The City of Buenos Aires had two foundings: it was first founded by Pedro de Mendoza in 1536 and it was destroyed in 1541 by its own citizens. In 1580, Juan de Garay founded it for the second time. Both foundings took place under the rule of the Viceroyalty of Peru, which was a colony of the Spanish Empire. In 1810, the citizens initiated the May Revolution, which resulted in the expulsion of the viceroy, the establishment of an autonomous government council and the beginning of Argentina’s independence war. Under Bartolomé Mitre’s administration, the Commitment Law [Ley de Compromiso] was enacted, which made the city the seat of both the National Government and the provincial public authorities. Finally, in 1880, the city was federalized and, since 1994, it has had an Autonomous Government, whose authorities are chosen by the people through direct election.
The City of Buenos Aires has strategic importance, both nationally and regionally. It is the main financial, production and educational center in the country and it is the heart of Argentina’s cultural and intellectual activity. Its most distinctive features are: its theaters (the city has the largest number of theaters in the world); its music, with tango as a music genre born in Buenos Aires, and its traditional gastronomy, in which asado and mate stand out.
The City, like the whole country, has a public system of hospitals and educational centers. In addition, it has a public transport network of buses, subway lines and interurban railways, as well as an airport and a harbour.

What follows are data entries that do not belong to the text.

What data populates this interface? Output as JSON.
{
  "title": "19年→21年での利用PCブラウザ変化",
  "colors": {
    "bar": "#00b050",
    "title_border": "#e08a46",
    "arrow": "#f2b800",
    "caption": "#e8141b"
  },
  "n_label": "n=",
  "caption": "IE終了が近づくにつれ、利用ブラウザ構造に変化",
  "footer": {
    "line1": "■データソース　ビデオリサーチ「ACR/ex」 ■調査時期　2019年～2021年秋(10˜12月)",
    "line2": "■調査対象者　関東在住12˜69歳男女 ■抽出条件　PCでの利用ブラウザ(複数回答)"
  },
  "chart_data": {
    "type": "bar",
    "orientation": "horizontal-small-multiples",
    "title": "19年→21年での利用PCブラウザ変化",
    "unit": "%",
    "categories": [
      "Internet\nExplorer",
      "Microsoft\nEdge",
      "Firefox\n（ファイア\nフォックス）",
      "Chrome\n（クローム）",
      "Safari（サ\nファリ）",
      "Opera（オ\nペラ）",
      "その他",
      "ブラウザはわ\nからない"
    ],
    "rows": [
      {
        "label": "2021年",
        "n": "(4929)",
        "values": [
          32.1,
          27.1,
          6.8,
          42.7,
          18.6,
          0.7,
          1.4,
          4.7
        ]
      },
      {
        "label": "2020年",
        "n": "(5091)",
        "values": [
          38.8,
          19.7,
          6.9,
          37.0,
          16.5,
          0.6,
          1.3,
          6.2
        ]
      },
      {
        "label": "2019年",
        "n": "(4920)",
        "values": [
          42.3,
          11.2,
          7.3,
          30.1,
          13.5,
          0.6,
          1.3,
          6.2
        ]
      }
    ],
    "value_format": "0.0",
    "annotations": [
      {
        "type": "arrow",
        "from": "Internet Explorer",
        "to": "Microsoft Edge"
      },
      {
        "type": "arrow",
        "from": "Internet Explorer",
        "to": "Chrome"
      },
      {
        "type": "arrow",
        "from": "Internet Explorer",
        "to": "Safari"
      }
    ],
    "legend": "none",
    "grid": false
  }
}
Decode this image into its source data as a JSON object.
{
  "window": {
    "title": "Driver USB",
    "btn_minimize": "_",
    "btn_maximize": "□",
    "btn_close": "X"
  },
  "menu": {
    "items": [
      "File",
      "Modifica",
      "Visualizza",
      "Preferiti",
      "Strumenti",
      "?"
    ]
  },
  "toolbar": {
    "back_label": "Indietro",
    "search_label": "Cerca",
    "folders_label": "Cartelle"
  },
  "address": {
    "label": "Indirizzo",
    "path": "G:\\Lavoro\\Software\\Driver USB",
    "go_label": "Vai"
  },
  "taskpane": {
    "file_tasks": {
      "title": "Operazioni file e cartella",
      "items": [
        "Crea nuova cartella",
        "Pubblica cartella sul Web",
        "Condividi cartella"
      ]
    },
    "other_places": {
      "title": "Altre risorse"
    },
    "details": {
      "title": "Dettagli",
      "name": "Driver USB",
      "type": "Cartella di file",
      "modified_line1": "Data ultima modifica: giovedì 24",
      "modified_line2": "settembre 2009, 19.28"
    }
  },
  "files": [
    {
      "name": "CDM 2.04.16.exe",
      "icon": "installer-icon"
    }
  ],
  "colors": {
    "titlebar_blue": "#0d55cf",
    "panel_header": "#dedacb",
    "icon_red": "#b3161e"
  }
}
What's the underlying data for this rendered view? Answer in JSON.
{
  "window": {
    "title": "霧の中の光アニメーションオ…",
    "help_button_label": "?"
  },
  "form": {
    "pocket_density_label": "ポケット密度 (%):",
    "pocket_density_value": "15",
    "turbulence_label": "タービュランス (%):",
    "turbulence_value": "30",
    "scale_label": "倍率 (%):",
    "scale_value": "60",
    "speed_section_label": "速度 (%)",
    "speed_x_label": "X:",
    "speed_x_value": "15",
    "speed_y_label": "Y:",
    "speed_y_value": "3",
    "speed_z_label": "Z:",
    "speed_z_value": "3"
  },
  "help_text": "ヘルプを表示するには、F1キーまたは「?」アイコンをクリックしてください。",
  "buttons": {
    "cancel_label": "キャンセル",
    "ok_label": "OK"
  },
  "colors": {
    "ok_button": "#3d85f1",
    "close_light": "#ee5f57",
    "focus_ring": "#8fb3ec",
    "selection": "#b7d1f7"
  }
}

1 Mate is an infusion made from yerba mate leaves, a plant that grows in the basin of the Paraná and Paraguay rivers, and in the upper course of the Uruguay river. This plant is dried, cut and ground to produce yerba mate, which has a bitter taste. Mate was drunk in the pre-Columbian era by the native peoples. It was later adopted by the Spanish colonizers and has since remained a part of the cultural heritage of Argentina, Paraguay, Bolivia and Uruguay, as well as some areas of Brazil and the south of Chile.